        I scrapped an optical inspection unit and put the 15 power microscope on my Boley lathe. Most of my work is small stuff and this microscope really helps. I have a similar one I use when working on surface mount electronics.


        • #5
          I have a couple or four that I use. Nikon, B&L. Binocular scopes modified for long working distance so there's room underneath the objective to put your hands. Not biological type scopes. I've made illuminators and mounts and such. No major optical stuff except a negative lens to increase the working distance. Lets you get 20 power or better with a foot of clear space under the objective. Can solder surface mount or machine tiny stuff without hitting the lens. Mine were mostly surplus units that were real cheap except the Nikon. Not real easy to work under there since you can't move your head around too much.


          • #6
            At work and at home, I use stereo scopes (Olympus and Nikon) with 0.5x accessory lenses for long working distance on electronics and small machined parts. Haven't taken the @home scope near the machines yet.

            I've repaired and worked on a number of stereo scopes including B&L SZ7s, Nikon SMZ10, SMZ2Ts and a Leitz Metalloplan II (bio type scope, binocular but not stereo.) The Metalloplan is quite similar to the Ortholux but is tailored to viewing of metal samples after diamond sawing, polishing, etc., to observe crystalline structure.

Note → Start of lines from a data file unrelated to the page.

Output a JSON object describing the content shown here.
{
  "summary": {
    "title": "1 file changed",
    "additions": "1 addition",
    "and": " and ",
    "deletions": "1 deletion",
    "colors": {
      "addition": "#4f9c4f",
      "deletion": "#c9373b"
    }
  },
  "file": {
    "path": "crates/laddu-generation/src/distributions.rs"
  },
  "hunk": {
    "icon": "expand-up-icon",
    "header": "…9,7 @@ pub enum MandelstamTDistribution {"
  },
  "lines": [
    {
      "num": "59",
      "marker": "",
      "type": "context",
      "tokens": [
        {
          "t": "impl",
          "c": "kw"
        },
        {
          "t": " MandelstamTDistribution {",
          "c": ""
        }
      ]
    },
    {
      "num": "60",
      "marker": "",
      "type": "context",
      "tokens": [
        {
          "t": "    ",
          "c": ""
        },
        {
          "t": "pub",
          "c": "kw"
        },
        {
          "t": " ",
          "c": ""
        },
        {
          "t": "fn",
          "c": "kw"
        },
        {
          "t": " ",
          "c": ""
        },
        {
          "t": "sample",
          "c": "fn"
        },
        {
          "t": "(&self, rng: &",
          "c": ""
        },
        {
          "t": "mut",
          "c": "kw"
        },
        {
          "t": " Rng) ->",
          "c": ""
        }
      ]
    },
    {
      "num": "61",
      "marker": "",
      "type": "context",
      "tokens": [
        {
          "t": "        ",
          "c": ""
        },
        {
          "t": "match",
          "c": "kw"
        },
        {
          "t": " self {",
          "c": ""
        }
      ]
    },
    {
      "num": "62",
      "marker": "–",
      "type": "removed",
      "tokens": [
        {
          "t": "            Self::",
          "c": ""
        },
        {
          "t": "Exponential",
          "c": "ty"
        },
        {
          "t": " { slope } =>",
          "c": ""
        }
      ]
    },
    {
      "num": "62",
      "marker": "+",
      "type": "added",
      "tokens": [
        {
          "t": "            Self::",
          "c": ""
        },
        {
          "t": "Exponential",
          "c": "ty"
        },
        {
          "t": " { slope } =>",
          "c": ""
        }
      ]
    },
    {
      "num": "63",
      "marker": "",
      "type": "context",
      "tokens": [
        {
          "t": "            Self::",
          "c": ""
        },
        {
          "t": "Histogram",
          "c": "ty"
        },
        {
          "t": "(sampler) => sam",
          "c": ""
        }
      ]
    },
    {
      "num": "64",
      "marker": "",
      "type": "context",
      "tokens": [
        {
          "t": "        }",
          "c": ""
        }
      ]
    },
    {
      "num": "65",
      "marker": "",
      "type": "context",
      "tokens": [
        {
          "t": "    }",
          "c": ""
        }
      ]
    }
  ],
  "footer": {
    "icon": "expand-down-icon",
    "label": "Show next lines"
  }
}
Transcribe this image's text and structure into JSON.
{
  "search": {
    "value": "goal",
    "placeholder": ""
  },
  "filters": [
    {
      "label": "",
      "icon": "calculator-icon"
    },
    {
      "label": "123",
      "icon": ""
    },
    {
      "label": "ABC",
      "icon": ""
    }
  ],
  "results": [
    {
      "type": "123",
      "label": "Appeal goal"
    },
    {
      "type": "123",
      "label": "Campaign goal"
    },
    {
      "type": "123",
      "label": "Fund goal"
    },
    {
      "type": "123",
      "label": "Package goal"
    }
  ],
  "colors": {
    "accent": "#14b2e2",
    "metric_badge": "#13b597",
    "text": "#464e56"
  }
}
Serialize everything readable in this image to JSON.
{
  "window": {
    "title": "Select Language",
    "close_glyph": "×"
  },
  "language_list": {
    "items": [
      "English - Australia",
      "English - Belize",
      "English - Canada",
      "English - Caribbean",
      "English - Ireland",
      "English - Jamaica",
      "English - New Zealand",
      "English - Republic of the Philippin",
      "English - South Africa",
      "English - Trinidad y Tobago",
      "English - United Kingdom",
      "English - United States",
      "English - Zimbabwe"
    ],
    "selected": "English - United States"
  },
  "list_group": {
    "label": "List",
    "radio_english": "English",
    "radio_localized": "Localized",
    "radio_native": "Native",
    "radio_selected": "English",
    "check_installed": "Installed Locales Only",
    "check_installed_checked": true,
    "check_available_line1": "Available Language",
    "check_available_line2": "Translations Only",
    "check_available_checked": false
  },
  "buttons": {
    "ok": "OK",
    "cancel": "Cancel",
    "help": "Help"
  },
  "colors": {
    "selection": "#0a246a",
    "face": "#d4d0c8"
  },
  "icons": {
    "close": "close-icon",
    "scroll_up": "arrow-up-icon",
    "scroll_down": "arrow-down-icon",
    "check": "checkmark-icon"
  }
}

            The lathe is handy for making special tubes when interfacing to a camera or trinocular port. Also handy for special mounts or for making special illuminators. The ultra bright white LEDs that are currently available are quite handy for scope illumination. I've tried a single, multi-watt Maglite replacement lamp positioned in place of a Leitz lamp housing and controller and it held its own ... without tunsten correction needed.

            One thing to remember for machine work is that a stereo scope will retain your depth of field perception while a monocular or binocular scope will not. Den
            Last edited by nheng; 08-17-2008, 10:15 PM.